**Task objective:**
Write each entry down again precisely, skipping nothing.

Dataset rows describing interfaces

········

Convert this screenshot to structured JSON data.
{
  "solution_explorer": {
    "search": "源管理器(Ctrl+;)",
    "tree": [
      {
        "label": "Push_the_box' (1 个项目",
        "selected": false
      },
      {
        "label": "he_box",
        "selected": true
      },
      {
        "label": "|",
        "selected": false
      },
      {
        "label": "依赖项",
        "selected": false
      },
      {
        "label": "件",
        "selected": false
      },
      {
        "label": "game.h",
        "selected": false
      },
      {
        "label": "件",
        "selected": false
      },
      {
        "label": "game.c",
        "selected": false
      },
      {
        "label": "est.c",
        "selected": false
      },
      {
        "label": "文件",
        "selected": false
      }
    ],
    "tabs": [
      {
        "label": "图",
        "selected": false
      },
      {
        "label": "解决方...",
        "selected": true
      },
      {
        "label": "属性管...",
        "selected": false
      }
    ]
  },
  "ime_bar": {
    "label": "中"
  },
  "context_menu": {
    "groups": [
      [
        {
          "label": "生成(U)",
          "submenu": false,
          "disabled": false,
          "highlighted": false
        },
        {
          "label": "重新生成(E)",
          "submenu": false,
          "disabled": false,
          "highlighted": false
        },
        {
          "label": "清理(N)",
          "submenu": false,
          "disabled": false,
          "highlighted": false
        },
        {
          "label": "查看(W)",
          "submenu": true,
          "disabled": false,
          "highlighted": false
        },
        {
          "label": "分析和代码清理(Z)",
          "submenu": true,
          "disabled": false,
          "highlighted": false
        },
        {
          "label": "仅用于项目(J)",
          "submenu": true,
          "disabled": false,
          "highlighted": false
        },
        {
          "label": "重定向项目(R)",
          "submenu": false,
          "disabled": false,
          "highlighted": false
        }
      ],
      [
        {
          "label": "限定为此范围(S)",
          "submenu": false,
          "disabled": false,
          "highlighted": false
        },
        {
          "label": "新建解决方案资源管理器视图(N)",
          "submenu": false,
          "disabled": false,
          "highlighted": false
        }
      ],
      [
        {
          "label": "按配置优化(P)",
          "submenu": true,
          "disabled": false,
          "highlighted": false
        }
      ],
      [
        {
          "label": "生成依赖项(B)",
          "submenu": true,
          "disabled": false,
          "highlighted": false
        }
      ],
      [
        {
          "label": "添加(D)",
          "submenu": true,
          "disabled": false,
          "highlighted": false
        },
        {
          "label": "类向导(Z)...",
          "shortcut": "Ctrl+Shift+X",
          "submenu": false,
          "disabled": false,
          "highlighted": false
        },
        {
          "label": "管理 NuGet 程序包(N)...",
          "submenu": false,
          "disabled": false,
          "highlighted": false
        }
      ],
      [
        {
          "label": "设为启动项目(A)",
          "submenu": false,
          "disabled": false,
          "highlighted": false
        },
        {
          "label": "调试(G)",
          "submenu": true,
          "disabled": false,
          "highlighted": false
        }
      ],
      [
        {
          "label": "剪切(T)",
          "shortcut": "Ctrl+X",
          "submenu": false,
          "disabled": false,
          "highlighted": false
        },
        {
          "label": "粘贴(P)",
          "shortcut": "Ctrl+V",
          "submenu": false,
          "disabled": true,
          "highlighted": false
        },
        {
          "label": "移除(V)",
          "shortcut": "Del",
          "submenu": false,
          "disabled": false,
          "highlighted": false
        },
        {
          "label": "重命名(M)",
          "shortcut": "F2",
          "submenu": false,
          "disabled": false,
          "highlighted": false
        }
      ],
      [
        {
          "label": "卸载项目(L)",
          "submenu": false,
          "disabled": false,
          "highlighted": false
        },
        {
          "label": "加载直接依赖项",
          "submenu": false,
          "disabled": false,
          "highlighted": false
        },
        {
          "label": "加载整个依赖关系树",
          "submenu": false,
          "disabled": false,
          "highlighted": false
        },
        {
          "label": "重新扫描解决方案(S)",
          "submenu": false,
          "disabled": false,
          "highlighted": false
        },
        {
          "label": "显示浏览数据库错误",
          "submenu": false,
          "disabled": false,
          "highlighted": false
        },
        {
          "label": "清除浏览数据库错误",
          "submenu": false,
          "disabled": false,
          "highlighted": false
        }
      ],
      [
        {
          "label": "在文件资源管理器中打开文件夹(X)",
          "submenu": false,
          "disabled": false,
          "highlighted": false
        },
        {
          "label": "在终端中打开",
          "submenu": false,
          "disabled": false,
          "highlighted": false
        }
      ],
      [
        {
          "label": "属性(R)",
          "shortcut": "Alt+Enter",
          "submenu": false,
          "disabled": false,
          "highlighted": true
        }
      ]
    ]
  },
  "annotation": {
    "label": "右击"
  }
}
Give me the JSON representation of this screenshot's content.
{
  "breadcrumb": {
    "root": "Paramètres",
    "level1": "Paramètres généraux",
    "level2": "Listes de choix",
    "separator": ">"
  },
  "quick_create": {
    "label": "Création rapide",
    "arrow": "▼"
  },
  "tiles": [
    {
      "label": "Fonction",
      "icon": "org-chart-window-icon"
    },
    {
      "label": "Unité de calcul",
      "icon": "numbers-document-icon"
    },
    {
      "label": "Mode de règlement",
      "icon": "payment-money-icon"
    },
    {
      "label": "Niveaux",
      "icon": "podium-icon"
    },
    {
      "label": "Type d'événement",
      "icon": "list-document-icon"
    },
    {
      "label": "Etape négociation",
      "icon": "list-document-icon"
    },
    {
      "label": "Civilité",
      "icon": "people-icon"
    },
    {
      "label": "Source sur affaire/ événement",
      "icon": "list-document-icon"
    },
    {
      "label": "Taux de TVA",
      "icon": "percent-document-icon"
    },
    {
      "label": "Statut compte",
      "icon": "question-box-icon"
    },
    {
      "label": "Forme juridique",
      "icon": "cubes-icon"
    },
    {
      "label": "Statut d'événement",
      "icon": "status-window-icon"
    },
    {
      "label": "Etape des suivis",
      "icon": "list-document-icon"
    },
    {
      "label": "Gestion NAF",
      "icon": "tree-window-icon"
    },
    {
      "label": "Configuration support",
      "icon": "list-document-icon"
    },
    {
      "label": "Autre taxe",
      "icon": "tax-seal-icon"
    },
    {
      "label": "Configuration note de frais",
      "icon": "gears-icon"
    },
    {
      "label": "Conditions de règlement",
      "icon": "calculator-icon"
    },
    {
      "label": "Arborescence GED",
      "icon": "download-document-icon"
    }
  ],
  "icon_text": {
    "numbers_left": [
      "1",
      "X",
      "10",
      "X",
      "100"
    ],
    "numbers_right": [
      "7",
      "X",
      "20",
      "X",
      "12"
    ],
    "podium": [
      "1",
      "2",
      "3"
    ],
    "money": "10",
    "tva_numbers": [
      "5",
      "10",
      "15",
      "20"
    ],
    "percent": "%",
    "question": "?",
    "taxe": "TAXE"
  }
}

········

**Exercise answer:**
Convert this screenshot to structured JSON data.
{
  "solution_explorer": {
    "search": "源管理器(Ctrl+;)",
    "tree": [
      {
        "label": "Push_the_box' (1 个项目",
        "selected": false
      },
      {
        "label": "he_box",
        "selected": true
      },
      {
        "label": "|",
        "selected": false
      },
      {
        "label": "依赖项",
        "selected": false
      },
      {
        "label": "件",
        "selected": false
      },
      {
        "label": "game.h",
        "selected": false
      },
      {
        "label": "件",
        "selected": false
      },
      {
        "label": "game.c",
        "selected": false
      },
      {
        "label": "est.c",
        "selected": false
      },
      {
        "label": "文件",
        "selected": false
      }
    ],
    "tabs": [
      {
        "label": "图",
        "selected": false
      },
      {
        "label": "解决方...",
        "selected": true
      },
      {
        "label": "属性管...",
        "selected": false
      }
    ]
  },
  "ime_bar": {
    "label": "中"
  },
  "context_menu": {
    "groups": [
      [
        {
          "label": "生成(U)",
          "submenu": false,
          "disabled": false,
          "highlighted": false
        },
        {
          "label": "重新生成(E)",
          "submenu": false,
          "disabled": false,
          "highlighted": false
        },
        {
          "label": "清理(N)",
          "submenu": false,
          "disabled": false,
          "highlighted": false
        },
        {
          "label": "查看(W)",
          "submenu": true,
          "disabled": false,
          "highlighted": false
        },
        {
          "label": "分析和代码清理(Z)",
          "submenu": true,
          "disabled": false,
          "highlighted": false
        },
        {
          "label": "仅用于项目(J)",
          "submenu": true,
          "disabled": false,
          "highlighted": false
        },
        {
          "label": "重定向项目(R)",
          "submenu": false,
          "disabled": false,
          "highlighted": false
        }
      ],
      [
        {
          "label": "限定为此范围(S)",
          "submenu": false,
          "disabled": false,
          "highlighted": false
        },
        {
          "label": "新建解决方案资源管理器视图(N)",
          "submenu": false,
          "disabled": false,
          "highlighted": false
        }
      ],
      [
        {
          "label": "按配置优化(P)",
          "submenu": true,
          "disabled": false,
          "highlighted": false
        }
      ],
      [
        {
          "label": "生成依赖项(B)",
          "submenu": true,
          "disabled": false,
          "highlighted": false
        }
      ],
      [
        {
          "label": "添加(D)",
          "submenu": true,
          "disabled": false,
          "highlighted": false
        },
        {
          "label": "类向导(Z)...",
          "shortcut": "Ctrl+Shift+X",
          "submenu": false,
          "disabled": false,
          "highlighted": false
        },
        {
          "label": "管理 NuGet 程序包(N)...",
          "submenu": false,
          "disabled": false,
          "highlighted": false
        }
      ],
      [
        {
          "label": "设为启动项目(A)",
          "submenu": false,
          "disabled": false,
          "highlighted": false
        },
        {
          "label": "调试(G)",
          "submenu": true,
          "disabled": false,
          "highlighted": false
        }
      ],
      [
        {
          "label": "剪切(T)",
          "shortcut": "Ctrl+X",
          "submenu": false,
          "disabled": false,
          "highlighted": false
        },
        {
          "label": "粘贴(P)",
          "shortcut": "Ctrl+V",
          "submenu": false,
          "disabled": true,
          "highlighted": false
        },
        {
          "label": "移除(V)",
          "shortcut": "Del",
          "submenu": false,
          "disabled": false,
          "highlighted": false
        },
        {
          "label": "重命名(M)",
          "shortcut": "F2",
          "submenu": false,
          "disabled": false,
          "highlighted": false
        }
      ],
      [
        {
          "label": "卸载项目(L)",
          "submenu": false,
          "disabled": false,
          "highlighted": false
        },
        {
          "label": "加载直接依赖项",
          "submenu": false,
          "disabled": false,
          "highlighted": false
        },
        {
          "label": "加载整个依赖关系树",
          "submenu": false,
          "disabled": false,
          "highlighted": false
        },
        {
          "label": "重新扫描解决方案(S)",
          "submenu": false,
          "disabled": false,
          "highlighted": false
        },
        {
          "label": "显示浏览数据库错误",
          "submenu": false,
          "disabled": false,
          "highlighted": false
        },
        {
          "label": "清除浏览数据库错误",
          "submenu": false,
          "disabled": false,
          "highlighted": false
        }
      ],
      [
        {
          "label": "在文件资源管理器中打开文件夹(X)",
          "submenu": false,
          "disabled": false,
          "highlighted": false
        },
        {
          "label": "在终端中打开",
          "submenu": false,
          "disabled": false,
          "highlighted": false
        }
      ],
      [
        {
          "label": "属性(R)",
          "shortcut": "Alt+Enter",
          "submenu": false,
          "disabled": false,
          "highlighted": true
        }
      ]
    ]
  },
  "annotation": {
    "label": "右击"
  }
}
Give me the JSON representation of this screenshot's content.
{
  "breadcrumb": {
    "root": "Paramètres",
    "level1": "Paramètres généraux",
    "level2": "Listes de choix",
    "separator": ">"
  },
  "quick_create": {
    "label": "Création rapide",
    "arrow": "▼"
  },
  "tiles": [
    {
      "label": "Fonction",
      "icon": "org-chart-window-icon"
    },
    {
      "label": "Unité de calcul",
      "icon": "numbers-document-icon"
    },
    {
      "label": "Mode de règlement",
      "icon": "payment-money-icon"
    },
    {
      "label": "Niveaux",
      "icon": "podium-icon"
    },
    {
      "label": "Type d'événement",
      "icon": "list-document-icon"
    },
    {
      "label": "Etape négociation",
      "icon": "list-document-icon"
    },
    {
      "label": "Civilité",
      "icon": "people-icon"
    },
    {
      "label": "Source sur affaire/ événement",
      "icon": "list-document-icon"
    },
    {
      "label": "Taux de TVA",
      "icon": "percent-document-icon"
    },
    {
      "label": "Statut compte",
      "icon": "question-box-icon"
    },
    {
      "label": "Forme juridique",
      "icon": "cubes-icon"
    },
    {
      "label": "Statut d'événement",
      "icon": "status-window-icon"
    },
    {
      "label": "Etape des suivis",
      "icon": "list-document-icon"
    },
    {
      "label": "Gestion NAF",
      "icon": "tree-window-icon"
    },
    {
      "label": "Configuration support",
      "icon": "list-document-icon"
    },
    {
      "label": "Autre taxe",
      "icon": "tax-seal-icon"
    },
    {
      "label": "Configuration note de frais",
      "icon": "gears-icon"
    },
    {
      "label": "Conditions de règlement",
      "icon": "calculator-icon"
    },
    {
      "label": "Arborescence GED",
      "icon": "download-document-icon"
    }
  ],
  "icon_text": {
    "numbers_left": [
      "1",
      "X",
      "10",
      "X",
      "100"
    ],
    "numbers_right": [
      "7",
      "X",
      "20",
      "X",
      "12"
    ],
    "podium": [
      "1",
      "2",
      "3"
    ],
    "money": "10",
    "tva_numbers": [
      "5",
      "10",
      "15",
      "20"
    ],
    "percent": "%",
    "question": "?",
    "taxe": "TAXE"
  }
}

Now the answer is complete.